As we build our products and talk with folks about what Dimples does, occasionally we get a question about the digitization, or ‘paperless office’, movement. Curiously, the ideal of a paperless office has been around for about forty years, coinciding with the huge growth in print consumption, including paper, ink, and toner.
organizations are likely to succeed by pursuing a future in which digital and paper tools “work in concert and organization processes make optimal use of both”.
Yesterday it was announced that there is a Paperless Coalition, a group of digital service providers, including Google Drive, HelloFax, HelloSign, etc., who have started a campaign promoting their services as both saving money and having less environmental impact compared to paper-based services. We use or have used some of these services. As a geographically dispersed and tech-hugging team, we embrace some of these services. Yet, the Paperless Coalition announcement and website have a scent of marketing-speak. There are other concerns, as well. A number of folks on Hacker News, for example, are skeptical of the environmental impacts of paper/ink vs. servers/PCs.
- It’s known that paper requires trees and ink/toner requires chemicals. Paper, ink, and toner can be expensive, too. Kai touched on these in earlier posts. But printed documents have proven reliability, up-time, and resiliency. That’s why Dimples helps you to stay with what works, while reducing your unnecessary usage in a controlled, reliable way.
- There is an increase in the public awareness of the extraordinary amounts of electricity consumed (often from dirty power sources) and carbon gasses emitted by server farms that power the Internet, as well as the hazardous chemicals (PDF) contained in consumer computers and mobile devices. It’s relatively common for cloud-based systems to fail, too.
It seems that there is no clear evidence to suggest that digital is better than paper, or vice-versa. What is clear is that, rather than pursuing the ideal of a paperless office, organizations are likely to succeed by pursuing a future in which digital and paper tools “work in concert and organization processes make optimal use of both”. (See Abigail J. Sellen’s and Richard H. R. Harper’s book, The Myth of the Paperless Office, from The MIT Press) As I wrote on HN:
…even with leading electronic record systems, paper will continue to be heavily used for producing backups, permanent copies, changelogs, etc. For example, a large regional hospital network with a state-of-the-art electronic patient record system generates a lengthy paper backup for each change made to the e-record. The system produces ~100,000 pages a month for just patient record changes. And this is considered an “all digital” system. Hmm.

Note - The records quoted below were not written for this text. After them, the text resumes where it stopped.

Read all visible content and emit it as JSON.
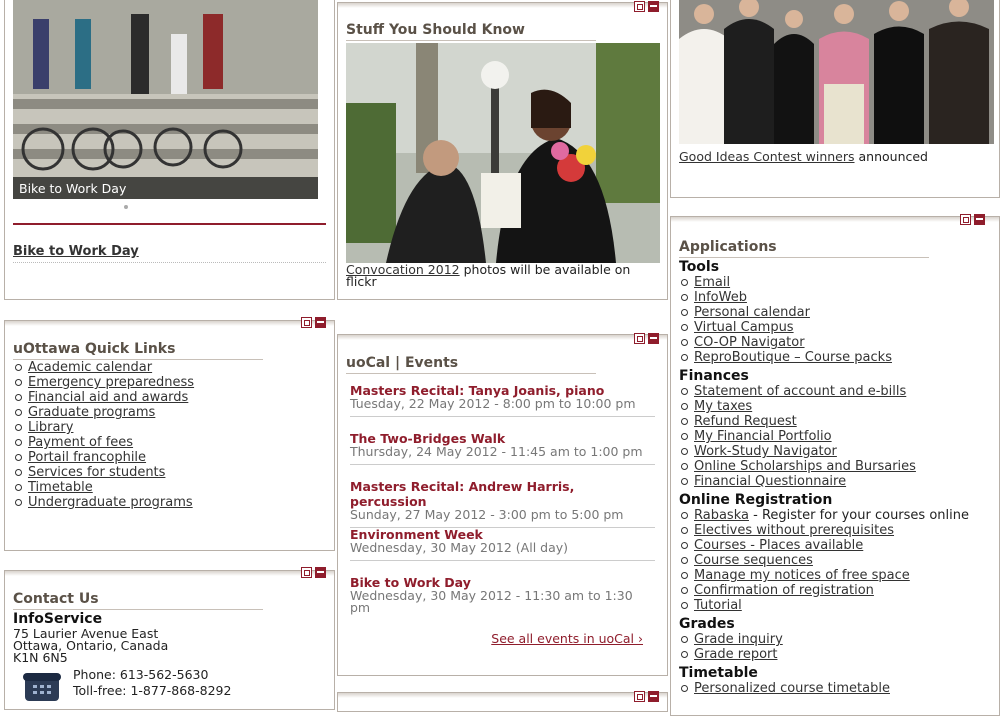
{
  "col1": {
    "bike": {
      "caption": "Bike to Work Day",
      "link": "Bike to Work Day"
    },
    "quick_links": {
      "title": "uOttawa Quick Links",
      "items": [
        "Academic calendar",
        "Emergency preparedness",
        "Financial aid and awards",
        "Graduate programs",
        "Library",
        "Payment of fees",
        "Portail francophile",
        "Services for students",
        "Timetable",
        "Undergraduate programs"
      ]
    },
    "contact": {
      "title": "Contact Us",
      "name": "InfoService",
      "address1": "75 Laurier Avenue East",
      "address2": "Ottawa, Ontario, Canada",
      "postal": "K1N 6N5",
      "phone": "Phone: 613-562-5630",
      "tollfree": "Toll-free: 1-877-868-8292"
    }
  },
  "col2": {
    "stuff": {
      "title": "Stuff You Should Know",
      "link": "Convocation 2012",
      "rest": " photos will be available on flickr"
    },
    "events": {
      "title": "uoCal | Events",
      "items": [
        {
          "title": "Masters Recital: Tanya Joanis, piano",
          "date": "Tuesday, 22 May 2012 - 8:00 pm to 10:00 pm"
        },
        {
          "title": "The Two-Bridges Walk",
          "date": "Thursday, 24 May 2012 - 11:45 am to 1:00 pm"
        },
        {
          "title": "Masters Recital: Andrew Harris, percussion",
          "date": "Sunday, 27 May 2012 - 3:00 pm to 5:00 pm"
        },
        {
          "title": "Environment Week",
          "date": "Wednesday, 30 May 2012 (All day)"
        },
        {
          "title": "Bike to Work Day",
          "date": "Wednesday, 30 May 2012 - 11:30 am to 1:30 pm"
        }
      ],
      "see_all": "See all events in uoCal ›"
    }
  },
  "col3": {
    "contest": {
      "link": "Good Ideas Contest winners",
      "rest": " announced"
    },
    "apps": {
      "title": "Applications",
      "tools": {
        "heading": "Tools",
        "items": [
          "Email",
          "InfoWeb",
          "Personal calendar",
          "Virtual Campus",
          "CO-OP Navigator",
          "ReproBoutique – Course packs"
        ]
      },
      "finances": {
        "heading": "Finances",
        "items": [
          "Statement of account and e-bills",
          "My taxes",
          "Refund Request",
          "My Financial Portfolio",
          "Work-Study Navigator",
          "Online Scholarships and Bursaries",
          "Financial Questionnaire"
        ]
      },
      "registration": {
        "heading": "Online Registration",
        "first_link": "Rabaska",
        "first_rest": " - Register for your courses online",
        "items": [
          "Electives without prerequisites",
          "Courses - Places available",
          "Course sequences",
          "Manage my notices of free space",
          "Confirmation of registration",
          "Tutorial"
        ]
      },
      "grades": {
        "heading": "Grades",
        "items": [
          "Grade inquiry",
          "Grade report"
        ]
      },
      "timetable": {
        "heading": "Timetable",
        "items": [
          "Personalized course timetable"
        ]
      }
    }
  },
  "colors": {
    "accent": "#8f1d2c",
    "title": "#5a5147"
  }
}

What appears to be happening is a fusion of both paper and digital as a best practice. Important information is recorded digitally because it is fast and convenient, and also recorded in analogue, on paper, to leave a legal trail and backup for when the electronic systems go down (and they do go down).
For more discussion on this topic, read the comments at HN.